## ASSIGNMENT
When the string "icon" is part of a line below, that line should be copied.

## GIVEN DATA
━━━━━━━━━━━━━━━━━━━━━━━━━━━━━━

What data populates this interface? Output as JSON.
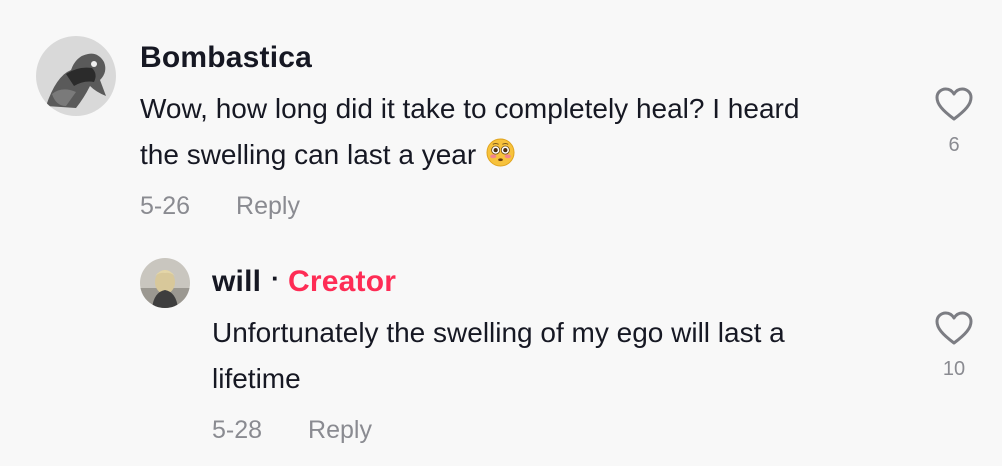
{
  "comments": [
    {
      "username": "Bombastica",
      "text_line1": "Wow, how long did it take to completely heal? I heard",
      "text_line2": "the swelling can last a year",
      "emoji": "flushed-face",
      "date": "5-26",
      "reply_label": "Reply",
      "like_count": "6"
    }
  ],
  "reply": {
    "username": "will",
    "separator": "·",
    "badge": "Creator",
    "text_line1": "Unfortunately the swelling of my ego will last a",
    "text_line2": "lifetime",
    "date": "5-28",
    "reply_label": "Reply",
    "like_count": "10"
  },
  "colors": {
    "background": "#f8f8f8",
    "creator_badge": "#fe2c55",
    "meta_gray": "#8a8b91",
    "text": "#161823"
  }
}
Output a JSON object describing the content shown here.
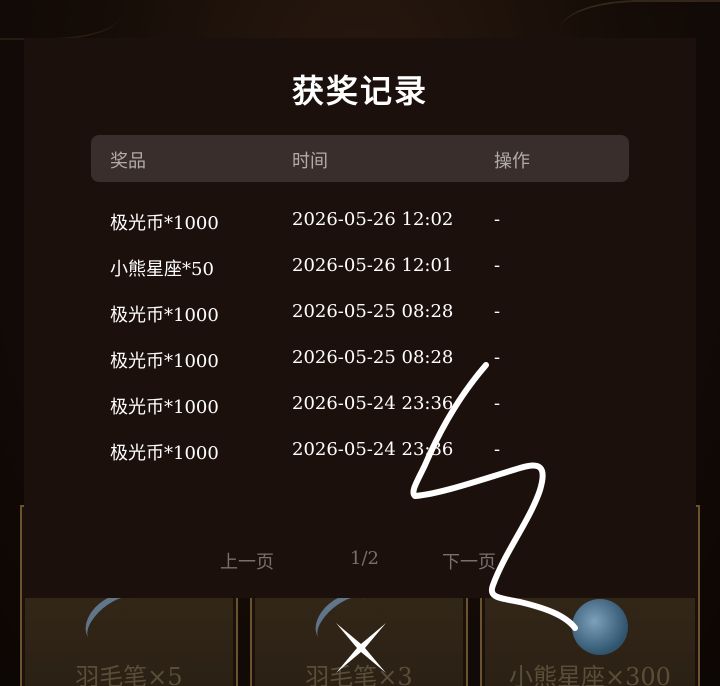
{
  "modal": {
    "title": "获奖记录",
    "headers": {
      "prize": "奖品",
      "time": "时间",
      "action": "操作"
    },
    "rows": [
      {
        "prize": "极光币*1000",
        "time": "2026-05-26 12:02",
        "action": "-"
      },
      {
        "prize": "小熊星座*50",
        "time": "2026-05-26 12:01",
        "action": "-"
      },
      {
        "prize": "极光币*1000",
        "time": "2026-05-25 08:28",
        "action": "-"
      },
      {
        "prize": "极光币*1000",
        "time": "2026-05-25 08:28",
        "action": "-"
      },
      {
        "prize": "极光币*1000",
        "time": "2026-05-24 23:36",
        "action": "-"
      },
      {
        "prize": "极光币*1000",
        "time": "2026-05-24 23:36",
        "action": "-"
      }
    ],
    "pager": {
      "prev": "上一页",
      "page": "1/2",
      "next": "下一页"
    }
  },
  "cards": [
    {
      "label": "羽毛笔×5",
      "icon": "quill-icon"
    },
    {
      "label": "羽毛笔×3",
      "icon": "quill-icon"
    },
    {
      "label": "小熊星座×300",
      "icon": "coin-icon"
    }
  ],
  "close": {
    "icon": "close-icon"
  },
  "colors": {
    "modal_bg": "#1c100c",
    "header_bg": "#3a2e2c",
    "text": "#ffffff",
    "muted": "#7a6f6a"
  }
}
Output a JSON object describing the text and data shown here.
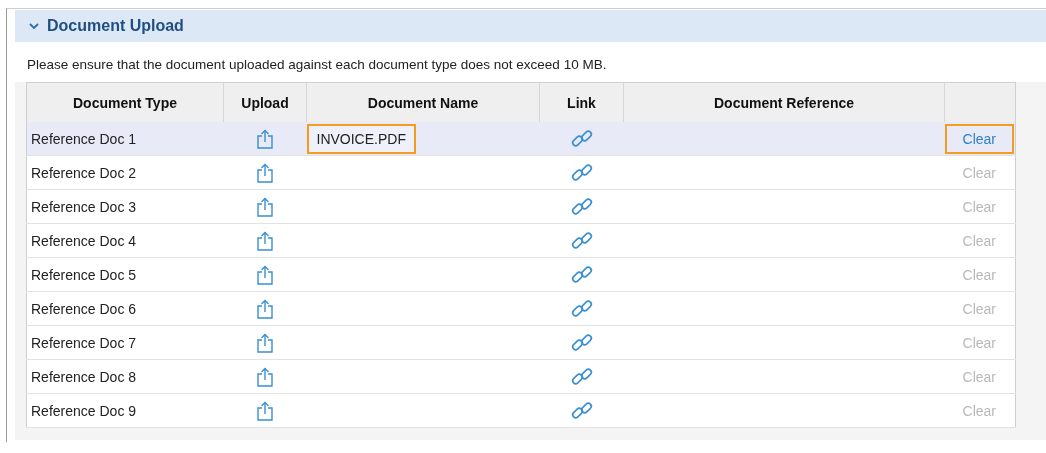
{
  "section": {
    "title": "Document Upload",
    "expanded": true
  },
  "note": "Please ensure that the document uploaded against each document type does not exceed 10 MB.",
  "table": {
    "columns": [
      "Document Type",
      "Upload",
      "Document Name",
      "Link",
      "Document Reference"
    ],
    "rows": [
      {
        "type": "Reference Doc 1",
        "name": "INVOICE.PDF",
        "name_highlighted": true,
        "selected": true,
        "clear": {
          "label": "Clear",
          "disabled": false,
          "highlighted": true
        }
      },
      {
        "type": "Reference Doc 2",
        "selected": false,
        "clear": {
          "label": "Clear",
          "disabled": true,
          "highlighted": false
        }
      },
      {
        "type": "Reference Doc 3",
        "selected": false,
        "clear": {
          "label": "Clear",
          "disabled": true,
          "highlighted": false
        }
      },
      {
        "type": "Reference Doc 4",
        "selected": false,
        "clear": {
          "label": "Clear",
          "disabled": true,
          "highlighted": false
        }
      },
      {
        "type": "Reference Doc 5",
        "selected": false,
        "clear": {
          "label": "Clear",
          "disabled": true,
          "highlighted": false
        }
      },
      {
        "type": "Reference Doc 6",
        "selected": false,
        "clear": {
          "label": "Clear",
          "disabled": true,
          "highlighted": false
        }
      },
      {
        "type": "Reference Doc 7",
        "selected": false,
        "clear": {
          "label": "Clear",
          "disabled": true,
          "highlighted": false
        }
      },
      {
        "type": "Reference Doc 8",
        "selected": false,
        "clear": {
          "label": "Clear",
          "disabled": true,
          "highlighted": false
        }
      },
      {
        "type": "Reference Doc 9",
        "selected": false,
        "clear": {
          "label": "Clear",
          "disabled": true,
          "highlighted": false
        }
      }
    ]
  }
}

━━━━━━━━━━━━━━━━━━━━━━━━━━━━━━

## FINISHED EXERCISE
      "icon": "quill-icon"
      "icon": "quill-icon"
      "icon": "coin-icon"
    "icon": "close-icon"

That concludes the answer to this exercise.